August 14, 1913: Municipal Journal article. Effect of Sewerage Upon Health. “Although nearly all intelligent people will to-day agree that there is great value in a comprehensive sewer system, it is not always easy to demonstrate in particular cases all the advantages gained by its installation. A system for the drainage of storm water in a city is not only a convenience but is a valuable asset because, by preventing damage from flooding in storms, it increases the value of property. In a system of sanitary sewers, the beneficial results are convenience in the disposal of household wastes, a saving in the expense of repeated emptying of cesspools, and above all the resulting improvement in the public health. It has not always been possible to establish and define the relation existing between the prevalence of disease and the degree of sewerage in any community, even by those whose confidence has been greatest in the existence of an intimate relation. It is of the greatest importance, however, that the value of all agencies affecting the public health should be well understood, particularly by those in whose hands have been entrusted the responsibility of the government.

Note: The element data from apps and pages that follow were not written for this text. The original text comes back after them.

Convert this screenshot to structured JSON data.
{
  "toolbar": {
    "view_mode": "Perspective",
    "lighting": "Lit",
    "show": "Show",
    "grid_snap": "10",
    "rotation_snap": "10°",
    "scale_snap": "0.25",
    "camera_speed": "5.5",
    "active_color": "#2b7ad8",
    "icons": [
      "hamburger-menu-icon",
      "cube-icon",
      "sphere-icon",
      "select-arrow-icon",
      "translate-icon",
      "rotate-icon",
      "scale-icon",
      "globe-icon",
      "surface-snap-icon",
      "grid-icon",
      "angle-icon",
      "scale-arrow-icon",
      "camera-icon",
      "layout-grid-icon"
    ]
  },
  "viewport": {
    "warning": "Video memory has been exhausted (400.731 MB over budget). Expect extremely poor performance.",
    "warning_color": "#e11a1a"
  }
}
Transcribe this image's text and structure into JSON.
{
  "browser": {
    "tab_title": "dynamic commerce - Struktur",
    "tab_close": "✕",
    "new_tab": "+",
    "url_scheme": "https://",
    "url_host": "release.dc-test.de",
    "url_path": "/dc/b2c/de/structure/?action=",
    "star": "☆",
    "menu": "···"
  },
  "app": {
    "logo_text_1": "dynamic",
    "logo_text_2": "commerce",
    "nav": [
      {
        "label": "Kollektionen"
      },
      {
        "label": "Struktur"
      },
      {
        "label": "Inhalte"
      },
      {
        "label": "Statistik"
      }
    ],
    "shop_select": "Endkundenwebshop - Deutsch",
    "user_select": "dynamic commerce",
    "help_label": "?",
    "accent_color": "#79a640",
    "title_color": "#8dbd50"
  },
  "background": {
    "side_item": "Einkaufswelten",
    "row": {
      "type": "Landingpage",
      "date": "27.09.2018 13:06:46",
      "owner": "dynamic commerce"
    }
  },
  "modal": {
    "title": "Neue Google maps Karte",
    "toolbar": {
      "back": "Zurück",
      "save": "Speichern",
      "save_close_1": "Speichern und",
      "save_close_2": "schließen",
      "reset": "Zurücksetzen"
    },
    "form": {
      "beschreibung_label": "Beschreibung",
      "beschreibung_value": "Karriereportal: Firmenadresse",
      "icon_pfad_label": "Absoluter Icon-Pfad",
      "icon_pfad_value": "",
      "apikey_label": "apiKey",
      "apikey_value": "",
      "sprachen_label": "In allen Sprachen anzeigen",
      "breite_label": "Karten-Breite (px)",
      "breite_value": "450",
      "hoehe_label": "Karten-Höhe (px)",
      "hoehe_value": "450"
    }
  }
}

For years typhoid fever has been considered a preventable disease, and on this account the degree of its prevalence indicates the efficiency of a community in guarding the welfare of its own inhabitants. It is well known that this disease is caused by the typhoid bacillus which, under the favorable environment within the human body, multiplies rapidly and is cast off in countless numbers from the alimentary canal and kidneys. It is a function of the sewer system to convey the waste products containing these germs from the patient to a point of disposal where they can do no harm. Should they be carried to any stream or body of water without treatment to be drawn into a water supply or to infect shellfish growing therein, an epidemic may result. The infection is too often communicated directly from a sick person to a well one. In the absence of an efficient sewer system, it might find its way, on account of unsanitary conditions, to milk cans or food supplies. If deposited in exposed privies, the infection might be washed over the surface or through underground channels to shallow wells, or it might be conveyed by flies to accessible food.”

Commentary: Many authors tried to show that building sewers saved lives. However, the data was just not there. As I said in my book, The Chlorine Revolution, “It’s the Drinking Water Stupid.” The conquest of typhoid fever and other waterborne illnesses was not complete until the drinking water supply was protected with multiple barriers including filtration and chlorination. The graphic in this article shows that there was a lot of variation in the typhoid fever rate until a filtration plant was installed in 1909. After filtration was installed and operational, the death rate plummeted.